Are the origin of cells.
• Protobionts - collection of organic molecules produced abiotically. This are
surrounded by a membrane-like structure.
• Exhibit properties related to life such as metabolism, reproduction,
maintenance of chemical environment in the interior, which is different
from its surroundings.
• Believed to be a key step to the origin of life
• Experiment by Sydney Fox and Aleksandr Oparin demonstrated its
spontaneous formation and the similarity to conditions in earth. The
experiments formed liposomes.
• Examples of Protobionts are: nanobes or nanobacteria
Protobionts and Protocells continue
• Coacervates were taking new materials from the ocean a degraded
material, which contained the basic properties of life. Nucleic acids
taking over the coacervates and replication led to the establishment
of genetic material and the first living systems.
Protobionts and Protocells
• Protocells are large structures enclosed by a membrane. These

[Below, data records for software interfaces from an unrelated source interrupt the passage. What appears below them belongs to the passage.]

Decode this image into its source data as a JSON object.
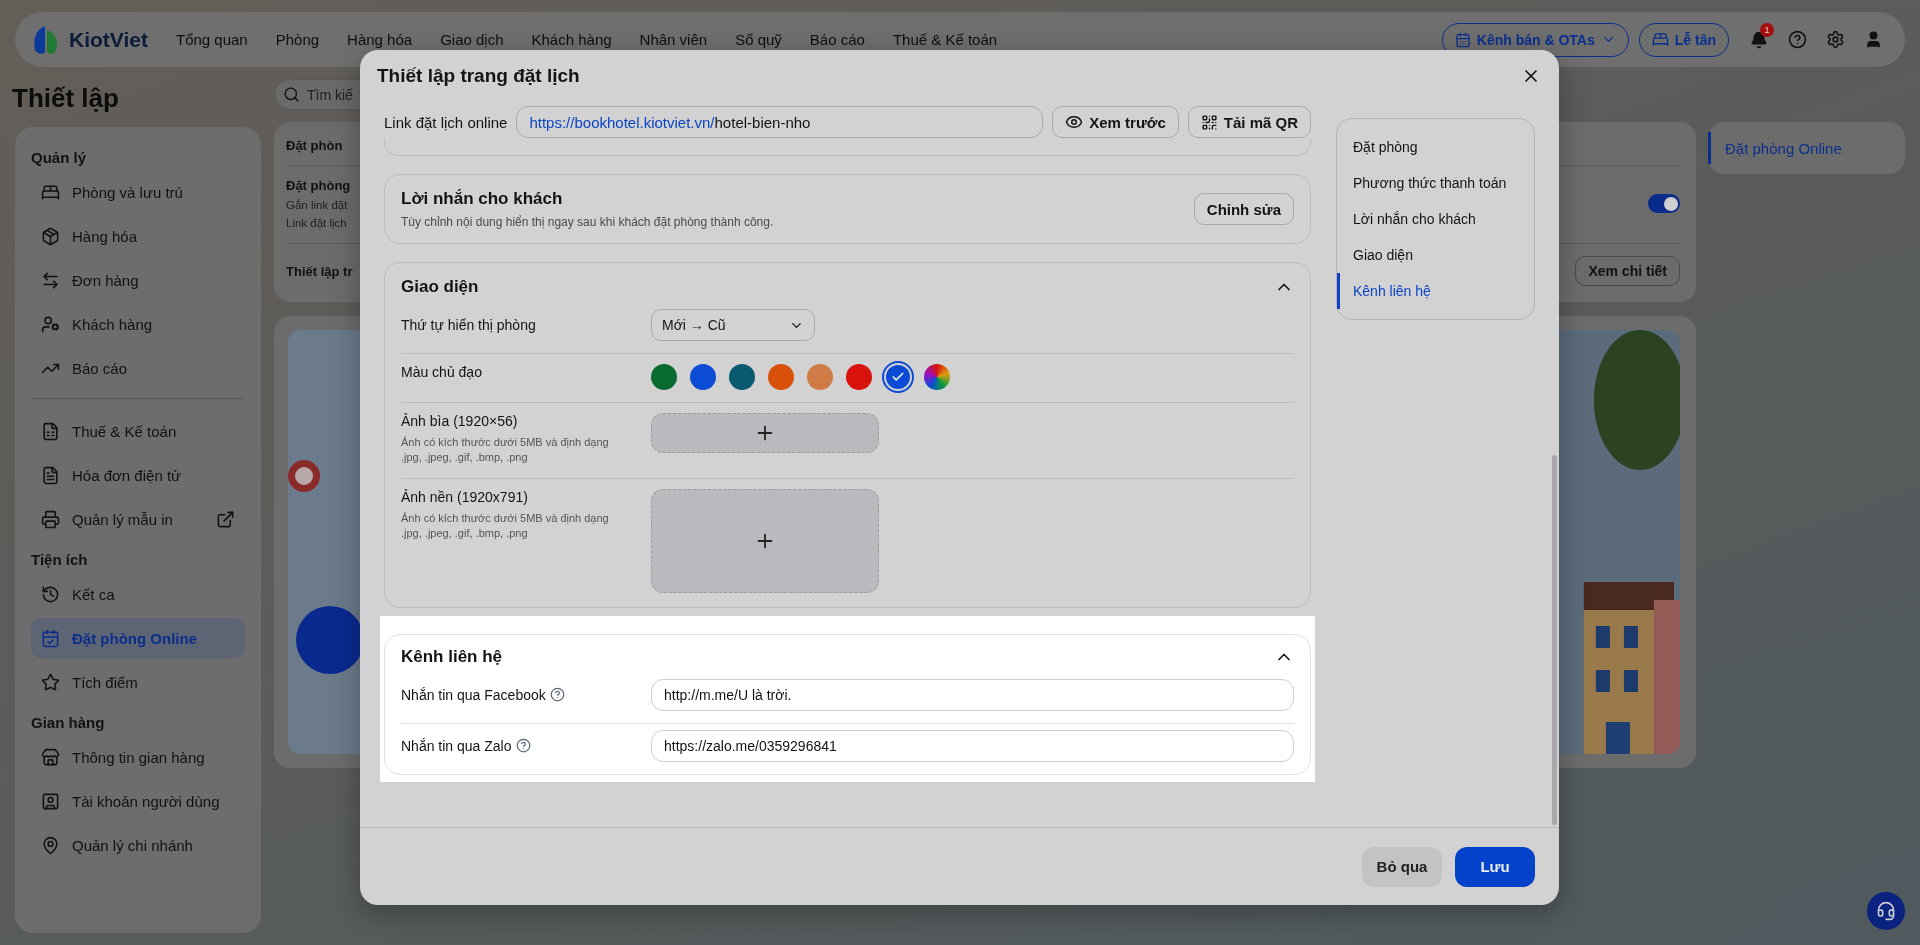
{
  "topbar": {
    "logo": "KiotViet",
    "nav": [
      "Tổng quan",
      "Phòng",
      "Hàng hóa",
      "Giao dịch",
      "Khách hàng",
      "Nhân viên",
      "Sổ quỹ",
      "Báo cáo",
      "Thuế & Kế toán"
    ],
    "channels_button": "Kênh bán & OTAs",
    "reception_button": "Lễ tân",
    "notification_count": "1"
  },
  "page": {
    "title": "Thiết lập",
    "search": {
      "placeholder": "Tìm kiế"
    }
  },
  "sidebar": {
    "sections": [
      {
        "title": "Quản lý",
        "items": [
          {
            "label": "Phòng và lưu trú",
            "selected": false,
            "external": false
          },
          {
            "label": "Hàng hóa",
            "selected": false,
            "external": false
          },
          {
            "label": "Đơn hàng",
            "selected": false,
            "external": false
          },
          {
            "label": "Khách hàng",
            "selected": false,
            "external": false
          },
          {
            "label": "Báo cáo",
            "selected": false,
            "external": false
          }
        ]
      },
      {
        "items": [
          {
            "label": "Thuế & Kế toán",
            "selected": false,
            "external": false
          },
          {
            "label": "Hóa đơn điện tử",
            "selected": false,
            "external": false
          },
          {
            "label": "Quản lý mẫu in",
            "selected": false,
            "external": true
          }
        ]
      },
      {
        "title": "Tiện ích",
        "items": [
          {
            "label": "Kết ca",
            "selected": false,
            "external": false
          },
          {
            "label": "Đặt phòng Online",
            "selected": true,
            "external": false
          },
          {
            "label": "Tích điểm",
            "selected": false,
            "external": false
          }
        ]
      },
      {
        "title": "Gian hàng",
        "items": [
          {
            "label": "Thông tin gian hàng",
            "selected": false,
            "external": false
          },
          {
            "label": "Tài khoản người dùng",
            "selected": false,
            "external": false
          },
          {
            "label": "Quản lý chi nhánh",
            "selected": false,
            "external": false
          }
        ]
      }
    ]
  },
  "background_panel": {
    "card_title": "Đặt phòn",
    "row_title": "Đặt phòng",
    "row_lines": [
      "Gắn link đặt",
      "Link đặt lịch"
    ],
    "toggle_on": true,
    "row2_title": "Thiết lập tr",
    "detail_button": "Xem chi tiết"
  },
  "right_panel": {
    "items": [
      {
        "label": "Đặt phòng Online",
        "selected": true
      }
    ]
  },
  "modal": {
    "title": "Thiết lập trang đặt lịch",
    "link": {
      "label": "Link đặt lịch online",
      "url_base": "https://bookhotel.kiotviet.vn/",
      "url_slug": "hotel-bien-nho",
      "preview_button": "Xem trước",
      "qr_button": "Tải mã QR"
    },
    "message_section": {
      "title": "Lời nhắn cho khách",
      "description": "Tùy chỉnh nội dung hiển thị ngay sau khi khách đặt phòng thành công.",
      "edit_button": "Chỉnh sửa"
    },
    "appearance": {
      "title": "Giao diện",
      "expanded": true,
      "room_order": {
        "label": "Thứ tự hiển thị phòng",
        "value": "Mới → Cũ"
      },
      "theme_color": {
        "label": "Màu chủ đạo",
        "swatches": [
          {
            "kind": "solid",
            "color": "#0a6b32",
            "selected": false
          },
          {
            "kind": "solid",
            "color": "#0b4bd6",
            "selected": false
          },
          {
            "kind": "solid",
            "color": "#0a5a70",
            "selected": false
          },
          {
            "kind": "solid",
            "color": "#d9500a",
            "selected": false
          },
          {
            "kind": "solid",
            "color": "#d07a45",
            "selected": false
          },
          {
            "kind": "solid",
            "color": "#d9120d",
            "selected": false
          },
          {
            "kind": "solid",
            "color": "#0b4bd6",
            "selected": true
          },
          {
            "kind": "custom",
            "selected": false
          }
        ]
      },
      "uploads": [
        {
          "kind": "banner",
          "label": "Ảnh bìa (1920×56)",
          "hint": "Ảnh có kích thước dưới 5MB và định dạng .jpg, .jpeg, .gif, .bmp, .png"
        },
        {
          "kind": "background",
          "label": "Ảnh nền (1920x791)",
          "hint": "Ảnh có kích thước dưới 5MB và định dạng .jpg, .jpeg, .gif, .bmp, .png"
        }
      ]
    },
    "contact": {
      "title": "Kênh liên hệ",
      "expanded": true,
      "highlighted": true,
      "fields": [
        {
          "label": "Nhắn tin qua Facebook",
          "value": "http://m.me/U là trời."
        },
        {
          "label": "Nhắn tin qua Zalo",
          "value": "https://zalo.me/0359296841"
        }
      ]
    },
    "nav": {
      "items": [
        {
          "label": "Đặt phòng",
          "selected": false
        },
        {
          "label": "Phương thức thanh toán",
          "selected": false
        },
        {
          "label": "Lời nhắn cho khách",
          "selected": false
        },
        {
          "label": "Giao diện",
          "selected": false
        },
        {
          "label": "Kênh liên hệ",
          "selected": true
        }
      ]
    },
    "footer": {
      "cancel_button": "Bỏ qua",
      "save_button": "Lưu"
    }
  }
}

structures carry out the basic properties of life.
• It is suggested that self replicating molecules and metabolism
sources appeared together in protocells.
• Vesicles, which separate inside from outside.

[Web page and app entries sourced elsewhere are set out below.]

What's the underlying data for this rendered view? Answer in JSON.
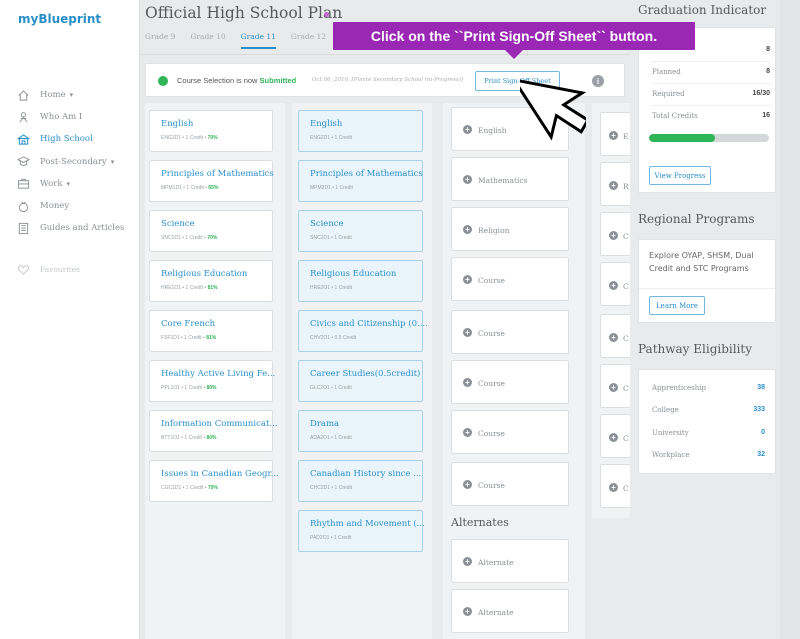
{
  "app": {
    "logo": "myBlueprint"
  },
  "sidebar": {
    "items": [
      {
        "label": "Home",
        "caret": "▾",
        "icon": "home-icon"
      },
      {
        "label": "Who Am I",
        "caret": "",
        "icon": "person-icon"
      },
      {
        "label": "High School",
        "caret": "",
        "icon": "school-icon"
      },
      {
        "label": "Post-Secondary",
        "caret": "▾",
        "icon": "grad-cap-icon"
      },
      {
        "label": "Work",
        "caret": "▾",
        "icon": "briefcase-icon"
      },
      {
        "label": "Money",
        "caret": "",
        "icon": "money-icon"
      },
      {
        "label": "Guides and Articles",
        "caret": "",
        "icon": "book-icon"
      }
    ],
    "favourites": "Favourites"
  },
  "header": {
    "title": "Official High School Plan",
    "tabs": [
      "Grade 9",
      "Grade 10",
      "Grade 11",
      "Grade 12"
    ],
    "active_tab": "Grade 11"
  },
  "status": {
    "prefix": "Course Selection is now ",
    "state": "Submitted",
    "date": "Oct 06, 2016, [Pinxte Secondary School (in-Progress)]",
    "print_button": "Print Sign-Off Sheet",
    "info_symbol": "i"
  },
  "columns": {
    "grade9": [
      {
        "name": "English",
        "meta": "ENG1D1 • 1 Credit • ",
        "grade": "70%"
      },
      {
        "name": "Principles of Mathematics",
        "meta": "MPM1D1 • 1 Credit • ",
        "grade": "65%"
      },
      {
        "name": "Science",
        "meta": "SNC1D1 • 1 Credit • ",
        "grade": "70%"
      },
      {
        "name": "Religious Education",
        "meta": "HRE1O1 • 1 Credit • ",
        "grade": "81%"
      },
      {
        "name": "Core French",
        "meta": "FSF1D1 • 1 Credit • ",
        "grade": "81%"
      },
      {
        "name": "Healthy Active Living Fe...",
        "meta": "PPL1O1 • 1 Credit • ",
        "grade": "80%"
      },
      {
        "name": "Information Communicat...",
        "meta": "BTT1O1 • 1 Credit • ",
        "grade": "80%"
      },
      {
        "name": "Issues in Canadian Geogr...",
        "meta": "CGC1D1 • 1 Credit • ",
        "grade": "70%"
      }
    ],
    "grade10": [
      {
        "name": "English",
        "meta": "ENG2D1 • 1 Credit"
      },
      {
        "name": "Principles of Mathematics",
        "meta": "MPM2D1 • 1 Credit"
      },
      {
        "name": "Science",
        "meta": "SNC2D1 • 1 Credit"
      },
      {
        "name": "Religious Education",
        "meta": "HRE2O1 • 1 Credit"
      },
      {
        "name": "Civics and Citizenship (0....",
        "meta": "CHV2O1 • 0.5 Credit"
      },
      {
        "name": "Career Studies(0.5credit)",
        "meta": "GLC2O1 • 1 Credit"
      },
      {
        "name": "Drama",
        "meta": "ADA2O1 • 1 Credit"
      },
      {
        "name": "Canadian History since ...",
        "meta": "CHC2D1 • 1 Credit"
      },
      {
        "name": "Rhythm and Movement (...",
        "meta": "PAD2O1 • 1 Credit"
      }
    ],
    "grade11": [
      "English",
      "Mathematics",
      "Religion",
      "Course",
      "Course",
      "Course",
      "Course",
      "Course"
    ],
    "alternates_heading": "Alternates",
    "alternates": [
      "Alternate",
      "Alternate"
    ],
    "grade12": [
      "E",
      "R",
      "C",
      "C",
      "C",
      "C",
      "C",
      "C"
    ]
  },
  "graduation": {
    "title": "Graduation Indicator",
    "rows": [
      {
        "label": "",
        "value": "8"
      },
      {
        "label": "Planned",
        "value": "8"
      },
      {
        "label": "Required",
        "value": "16/30"
      },
      {
        "label": "Total Credits",
        "value": "16"
      }
    ],
    "progress_percent": 55,
    "button": "View Progress"
  },
  "regional": {
    "title": "Regional Programs",
    "text": "Explore OYAP, SHSM, Dual Credit and STC Programs",
    "button": "Learn More"
  },
  "pathway": {
    "title": "Pathway Eligibility",
    "rows": [
      {
        "label": "Apprenticeship",
        "value": "38"
      },
      {
        "label": "College",
        "value": "333"
      },
      {
        "label": "University",
        "value": "0"
      },
      {
        "label": "Workplace",
        "value": "32"
      }
    ]
  },
  "tooltip": {
    "text": "Click on the ``Print Sign-Off Sheet`` button."
  },
  "colors": {
    "brand": "#2a8fc9",
    "success": "#2fb457",
    "tooltip": "#9a28b5"
  }
}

• Abiotically produced vesicles can reproduce on their own and grow,
absorb montmotillonite particles, like those on which RNA are
attached. They also contain a semipermeable bilayer and carryout
metabolic processes.
Free Response :
-In terms of climate and geology, Charles Darwin noted that Galapagos
Islands are nearly identical to the Canary Islands. Darwin was struck,
however, by the fact that the Canary Islands, just off the coast of Africa
(200km or 120 miles), contain very few unique species. Whereas the
Galapagos Islands, over 800km (~500 miles) off the coast of South
America, are home to scores of unique species, found nowhere else in
the world. Give a concise evolutionary explanation for why remote
islands would give rise to unique species, while those relatively close to
remote islands are isolated
- strong selection pressure to adapt to the environment or not survive.